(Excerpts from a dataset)

┌──

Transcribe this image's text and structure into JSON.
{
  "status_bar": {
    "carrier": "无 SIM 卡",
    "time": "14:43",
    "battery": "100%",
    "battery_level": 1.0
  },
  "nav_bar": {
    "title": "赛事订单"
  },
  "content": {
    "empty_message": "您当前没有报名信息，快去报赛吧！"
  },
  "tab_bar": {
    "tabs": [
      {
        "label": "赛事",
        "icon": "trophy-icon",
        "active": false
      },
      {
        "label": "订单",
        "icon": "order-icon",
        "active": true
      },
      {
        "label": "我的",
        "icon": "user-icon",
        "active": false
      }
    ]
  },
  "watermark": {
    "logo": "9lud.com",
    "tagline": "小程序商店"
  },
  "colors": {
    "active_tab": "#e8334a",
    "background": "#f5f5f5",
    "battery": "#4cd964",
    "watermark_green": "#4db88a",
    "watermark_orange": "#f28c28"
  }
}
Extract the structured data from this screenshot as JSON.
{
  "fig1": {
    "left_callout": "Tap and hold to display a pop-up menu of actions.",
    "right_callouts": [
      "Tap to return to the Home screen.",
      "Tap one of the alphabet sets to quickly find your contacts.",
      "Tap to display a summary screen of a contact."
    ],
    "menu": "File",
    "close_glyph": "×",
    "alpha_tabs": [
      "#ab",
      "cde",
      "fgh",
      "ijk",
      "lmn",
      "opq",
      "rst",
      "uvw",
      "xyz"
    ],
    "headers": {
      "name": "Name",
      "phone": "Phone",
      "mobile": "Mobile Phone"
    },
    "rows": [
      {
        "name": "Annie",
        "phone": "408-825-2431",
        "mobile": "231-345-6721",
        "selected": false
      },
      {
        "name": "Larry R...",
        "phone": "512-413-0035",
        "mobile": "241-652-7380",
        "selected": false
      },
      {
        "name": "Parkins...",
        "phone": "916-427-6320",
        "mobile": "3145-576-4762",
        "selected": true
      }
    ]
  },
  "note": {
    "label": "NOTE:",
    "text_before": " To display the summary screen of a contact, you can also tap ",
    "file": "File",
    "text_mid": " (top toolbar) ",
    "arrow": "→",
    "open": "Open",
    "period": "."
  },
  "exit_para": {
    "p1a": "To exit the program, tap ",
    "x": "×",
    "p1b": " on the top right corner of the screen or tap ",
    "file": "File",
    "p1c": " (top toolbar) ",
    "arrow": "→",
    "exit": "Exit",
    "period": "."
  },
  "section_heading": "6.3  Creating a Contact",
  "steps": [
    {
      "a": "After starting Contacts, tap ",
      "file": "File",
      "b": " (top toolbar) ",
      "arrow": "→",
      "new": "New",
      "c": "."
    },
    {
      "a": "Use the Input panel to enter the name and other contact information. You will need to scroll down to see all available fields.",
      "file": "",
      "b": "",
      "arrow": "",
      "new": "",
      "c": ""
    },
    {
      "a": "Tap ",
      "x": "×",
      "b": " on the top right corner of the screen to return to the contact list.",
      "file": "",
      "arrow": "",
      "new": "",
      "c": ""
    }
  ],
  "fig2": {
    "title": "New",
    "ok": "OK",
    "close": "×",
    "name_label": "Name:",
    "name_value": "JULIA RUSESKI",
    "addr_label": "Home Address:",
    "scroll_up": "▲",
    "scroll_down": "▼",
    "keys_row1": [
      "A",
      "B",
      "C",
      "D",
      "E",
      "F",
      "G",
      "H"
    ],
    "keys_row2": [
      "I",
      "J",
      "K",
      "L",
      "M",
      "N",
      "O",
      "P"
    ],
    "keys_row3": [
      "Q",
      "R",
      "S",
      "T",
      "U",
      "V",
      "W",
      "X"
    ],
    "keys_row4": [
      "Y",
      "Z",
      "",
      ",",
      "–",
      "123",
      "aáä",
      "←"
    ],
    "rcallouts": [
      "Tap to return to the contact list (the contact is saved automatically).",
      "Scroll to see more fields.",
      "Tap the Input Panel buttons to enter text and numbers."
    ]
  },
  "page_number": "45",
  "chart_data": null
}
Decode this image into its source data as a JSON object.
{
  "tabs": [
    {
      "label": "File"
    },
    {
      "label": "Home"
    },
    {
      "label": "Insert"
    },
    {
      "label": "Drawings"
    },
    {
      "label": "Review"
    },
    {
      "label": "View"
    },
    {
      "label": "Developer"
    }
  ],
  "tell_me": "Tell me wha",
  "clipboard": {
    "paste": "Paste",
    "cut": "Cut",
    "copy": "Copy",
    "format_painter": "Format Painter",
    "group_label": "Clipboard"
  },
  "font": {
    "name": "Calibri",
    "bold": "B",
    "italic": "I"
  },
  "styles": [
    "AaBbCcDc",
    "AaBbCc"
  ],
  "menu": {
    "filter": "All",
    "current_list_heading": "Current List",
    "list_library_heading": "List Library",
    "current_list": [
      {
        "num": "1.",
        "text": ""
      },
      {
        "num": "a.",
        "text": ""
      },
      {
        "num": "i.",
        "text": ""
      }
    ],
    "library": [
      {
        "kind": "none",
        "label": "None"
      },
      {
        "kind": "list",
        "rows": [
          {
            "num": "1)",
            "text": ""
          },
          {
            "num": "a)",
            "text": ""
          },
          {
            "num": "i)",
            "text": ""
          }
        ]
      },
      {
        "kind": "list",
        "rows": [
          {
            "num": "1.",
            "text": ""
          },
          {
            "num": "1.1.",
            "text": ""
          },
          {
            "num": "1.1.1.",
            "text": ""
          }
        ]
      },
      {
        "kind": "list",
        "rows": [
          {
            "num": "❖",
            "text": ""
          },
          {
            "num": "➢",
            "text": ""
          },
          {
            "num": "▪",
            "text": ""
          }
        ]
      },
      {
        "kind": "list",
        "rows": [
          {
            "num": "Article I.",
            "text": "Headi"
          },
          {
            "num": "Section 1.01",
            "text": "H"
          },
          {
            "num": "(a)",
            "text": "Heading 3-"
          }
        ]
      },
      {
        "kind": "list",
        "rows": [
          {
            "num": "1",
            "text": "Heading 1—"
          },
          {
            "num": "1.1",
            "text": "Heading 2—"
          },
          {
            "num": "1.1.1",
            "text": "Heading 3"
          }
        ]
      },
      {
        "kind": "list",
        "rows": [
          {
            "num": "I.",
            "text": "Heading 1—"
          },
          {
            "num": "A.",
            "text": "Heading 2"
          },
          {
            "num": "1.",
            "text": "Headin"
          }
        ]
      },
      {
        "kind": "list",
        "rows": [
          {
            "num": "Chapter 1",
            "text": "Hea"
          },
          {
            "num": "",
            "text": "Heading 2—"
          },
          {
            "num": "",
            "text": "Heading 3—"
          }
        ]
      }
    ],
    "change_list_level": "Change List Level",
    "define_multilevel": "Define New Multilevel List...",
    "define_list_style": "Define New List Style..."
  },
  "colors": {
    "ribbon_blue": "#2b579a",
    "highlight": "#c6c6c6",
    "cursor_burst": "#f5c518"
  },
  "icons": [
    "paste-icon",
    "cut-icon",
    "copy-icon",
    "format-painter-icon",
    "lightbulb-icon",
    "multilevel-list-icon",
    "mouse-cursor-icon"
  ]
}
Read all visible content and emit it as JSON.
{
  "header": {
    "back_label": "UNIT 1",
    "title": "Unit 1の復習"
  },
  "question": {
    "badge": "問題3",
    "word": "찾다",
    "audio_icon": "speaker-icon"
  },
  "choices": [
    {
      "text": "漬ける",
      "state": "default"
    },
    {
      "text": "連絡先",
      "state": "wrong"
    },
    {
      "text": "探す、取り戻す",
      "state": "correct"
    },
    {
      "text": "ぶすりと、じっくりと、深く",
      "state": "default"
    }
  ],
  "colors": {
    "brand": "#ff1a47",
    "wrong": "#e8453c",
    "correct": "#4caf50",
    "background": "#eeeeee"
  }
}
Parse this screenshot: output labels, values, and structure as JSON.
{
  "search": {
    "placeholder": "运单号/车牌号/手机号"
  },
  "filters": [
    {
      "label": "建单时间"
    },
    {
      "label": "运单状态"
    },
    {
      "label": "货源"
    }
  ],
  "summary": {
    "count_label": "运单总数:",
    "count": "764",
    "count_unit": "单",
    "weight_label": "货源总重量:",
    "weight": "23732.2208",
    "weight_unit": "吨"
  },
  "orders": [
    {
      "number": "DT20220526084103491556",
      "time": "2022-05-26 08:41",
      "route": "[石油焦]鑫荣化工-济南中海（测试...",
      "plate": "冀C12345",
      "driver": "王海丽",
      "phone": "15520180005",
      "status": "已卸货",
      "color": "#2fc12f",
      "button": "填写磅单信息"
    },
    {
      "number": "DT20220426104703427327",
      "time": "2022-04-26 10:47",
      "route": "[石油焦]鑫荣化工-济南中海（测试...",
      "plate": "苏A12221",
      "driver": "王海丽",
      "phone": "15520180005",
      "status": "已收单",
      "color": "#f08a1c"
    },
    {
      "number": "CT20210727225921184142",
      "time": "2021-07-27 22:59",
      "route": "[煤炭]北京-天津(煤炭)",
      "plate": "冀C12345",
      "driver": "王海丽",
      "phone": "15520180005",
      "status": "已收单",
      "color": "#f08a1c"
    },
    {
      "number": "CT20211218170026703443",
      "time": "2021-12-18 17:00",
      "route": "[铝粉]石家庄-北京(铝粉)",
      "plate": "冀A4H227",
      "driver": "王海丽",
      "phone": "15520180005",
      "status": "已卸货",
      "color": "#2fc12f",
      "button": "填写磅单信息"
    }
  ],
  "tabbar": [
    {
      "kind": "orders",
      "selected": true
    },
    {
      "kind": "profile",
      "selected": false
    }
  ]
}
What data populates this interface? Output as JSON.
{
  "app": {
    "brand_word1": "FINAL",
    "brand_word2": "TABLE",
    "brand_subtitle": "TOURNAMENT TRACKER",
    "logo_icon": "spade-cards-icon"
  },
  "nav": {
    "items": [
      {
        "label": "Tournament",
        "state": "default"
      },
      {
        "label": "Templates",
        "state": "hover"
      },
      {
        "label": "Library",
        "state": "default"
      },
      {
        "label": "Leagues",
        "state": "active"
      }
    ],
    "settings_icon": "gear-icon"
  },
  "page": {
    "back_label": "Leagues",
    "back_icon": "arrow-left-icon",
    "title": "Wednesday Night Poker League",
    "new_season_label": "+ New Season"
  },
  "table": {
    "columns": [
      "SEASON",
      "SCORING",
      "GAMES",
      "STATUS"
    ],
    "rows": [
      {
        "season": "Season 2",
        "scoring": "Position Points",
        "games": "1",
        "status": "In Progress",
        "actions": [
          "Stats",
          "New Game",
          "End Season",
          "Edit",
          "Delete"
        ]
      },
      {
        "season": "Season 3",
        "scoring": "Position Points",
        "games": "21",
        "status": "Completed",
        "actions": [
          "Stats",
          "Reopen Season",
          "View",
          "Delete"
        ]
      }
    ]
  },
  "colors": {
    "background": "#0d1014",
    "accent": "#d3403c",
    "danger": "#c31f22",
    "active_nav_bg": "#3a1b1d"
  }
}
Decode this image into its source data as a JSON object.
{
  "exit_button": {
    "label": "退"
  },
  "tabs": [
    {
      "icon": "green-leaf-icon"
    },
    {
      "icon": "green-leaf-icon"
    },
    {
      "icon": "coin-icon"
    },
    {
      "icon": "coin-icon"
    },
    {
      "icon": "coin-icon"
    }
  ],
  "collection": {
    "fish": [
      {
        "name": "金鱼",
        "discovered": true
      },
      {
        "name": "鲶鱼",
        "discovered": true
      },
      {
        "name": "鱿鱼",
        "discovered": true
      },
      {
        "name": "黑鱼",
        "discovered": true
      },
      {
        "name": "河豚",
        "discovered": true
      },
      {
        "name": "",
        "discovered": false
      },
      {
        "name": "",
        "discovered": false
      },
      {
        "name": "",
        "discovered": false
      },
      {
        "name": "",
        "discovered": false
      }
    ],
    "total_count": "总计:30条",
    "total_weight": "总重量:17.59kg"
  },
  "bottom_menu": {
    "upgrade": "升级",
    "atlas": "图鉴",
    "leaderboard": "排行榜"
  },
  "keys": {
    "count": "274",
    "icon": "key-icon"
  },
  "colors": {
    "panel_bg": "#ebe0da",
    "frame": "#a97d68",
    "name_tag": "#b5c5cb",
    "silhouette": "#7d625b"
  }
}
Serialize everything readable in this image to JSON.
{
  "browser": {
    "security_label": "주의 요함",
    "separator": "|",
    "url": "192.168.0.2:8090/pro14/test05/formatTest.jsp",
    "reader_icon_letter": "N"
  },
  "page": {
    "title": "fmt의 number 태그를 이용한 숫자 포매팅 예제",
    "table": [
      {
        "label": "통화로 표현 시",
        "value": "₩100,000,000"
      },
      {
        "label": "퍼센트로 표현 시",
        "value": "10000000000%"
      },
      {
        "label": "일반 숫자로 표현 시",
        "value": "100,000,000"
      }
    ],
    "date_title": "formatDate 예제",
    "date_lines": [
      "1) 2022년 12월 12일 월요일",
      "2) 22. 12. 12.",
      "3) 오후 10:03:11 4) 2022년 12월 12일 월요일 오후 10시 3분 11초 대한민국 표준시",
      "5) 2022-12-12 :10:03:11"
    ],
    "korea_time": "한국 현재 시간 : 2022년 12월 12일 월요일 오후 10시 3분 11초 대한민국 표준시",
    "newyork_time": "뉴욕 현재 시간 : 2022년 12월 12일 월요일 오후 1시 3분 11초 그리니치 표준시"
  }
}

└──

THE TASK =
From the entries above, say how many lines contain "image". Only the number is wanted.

COMPLETED TASK =
4